Learning a foreign language, advanced mathematics, or how to fly a plane are difficult tasks which most of us would agree should be taught by a qualified professional. Learning to snowboard is no different, yet I never have to look very far on the slopes to see some hapless boyfriend, fiancée, or husband attempting to teach their significant other how to ride. Forget all the technical mumbo-jumbo, the games, drills, and other teaching techniques I've learned as an instructor. The number one thing I've learned over seven years of teaching people to ski and snowboard is never, ever, ever attempt to teach your significant other to ride. The same adage often holds true for parents and children, but the boyfriend/girlfriend combination is almost always more explosive. It's a recipe for disaster that, fortunately, is easily avoided by taking a lesson with a certified professional instructor. That's where AASI (the American Association of Snowboard Instructors) comes in.

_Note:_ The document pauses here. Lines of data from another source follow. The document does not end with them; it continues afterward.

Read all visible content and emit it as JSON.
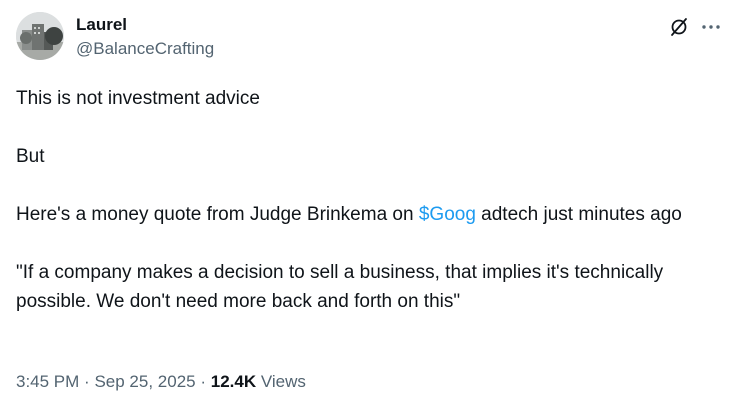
{
  "author": {
    "display_name": "Laurel",
    "handle": "@BalanceCrafting"
  },
  "tweet": {
    "line1": "This is not investment advice",
    "line2": "But",
    "line3_before": "Here's a money quote from Judge Brinkema on ",
    "cashtag": "$Goog",
    "line3_after": " adtech just minutes ago",
    "quote": "\"If a company makes a decision to sell a business, that implies it's technically possible. We don't need more back and forth on this\""
  },
  "meta": {
    "time": "3:45 PM",
    "separator": "·",
    "date": "Sep 25, 2025",
    "views_count": "12.4K",
    "views_label": "Views"
  },
  "icons": {
    "avatar": "avatar-photo",
    "grok": "grok-icon",
    "more": "more-horizontal-icon"
  },
  "colors": {
    "text_primary": "#0f1419",
    "text_secondary": "#536471",
    "link": "#1d9bf0",
    "background": "#ffffff"
  }
}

AASI's "Go with a Pro" campaign, ostensibly designed to enhance the enjoyment, efficacy and safety of learning to snowboard by encouraging folks to request a certified instructor, may also be designed to save relationships across snow country. By taking a lesson from a true professional (as well as a complete stranger, at least to start), the new snowboarder will receive quality instruction in an environment devoid of the mental pressures that come along with any relationship. The focus in AASI's lessons is solely on progressing at a comfortable pace, without having to worry about appearing inadequate or silly. It should be fairly evident right off the bat why this initial reason is a good thing, but what else does an AASI certified pro offer that others don't?
Certification Makes the Difference
Knowledge, for starters. Whether certified level I, II or III (denoted by bronze, silver and gold pins, respectively), AASI pros have gone through many hours of training and passed rigorous examinations that ensure they are qualified to represent their organization. Once certified, instructors are given access to an online library of teaching materials, member forums, and opportunities to attend further educational clinics. AASI constantly sees to it that their instructors are qualified to teach in much the same way that the PGA continually ensures their golf pros are up to snuff.
The real value of learning from an AASI certified pro, in my opinion, is knowing the lesson will be very similar no matter where it is taught. While it's true that almost every resort offers training to their own instructors, the quality of a lesson taught by a non-certified instructor may vary widely from mountain to mountain. Not so with AASI, which has standardized its teaching techniques nationwide. A lesson taught by an AASI pro at Vail will be very similar to a lesson taught by an AASI pro at Ski Mount Southington, regardless of the fact that Mount Southington possesses less than 1% the acreage of Vail. The real value of "Going with a Pro," so to speak, is consistency.
At this point, readers might be wondering if anyone has ever successfully taught their significant other to ride. The answer is, of course. I'll leave you with this thought, however - despite having used the line, "I can definitely teach you to snowboard. I am a certified snowboard instructor, after all!," countless times in bars across snow country, I have never taught a significant other to ski or snowboard. Never. I've offered tips and advice here and there, but only after they had been taught by an impartial, certified third party. Even those instances have been few and far between. My girlfriend is herself a certified ski instructor who dabbles in snowboarding, and while we've often joked that I probably could teach her to ride without the two of us trying to kill each other, we've still yet to go through with it. And why would we? As a seven-year veteran instructor, I know several hundred qualified, certified professional snowboard instructors. I let them handle her instruction!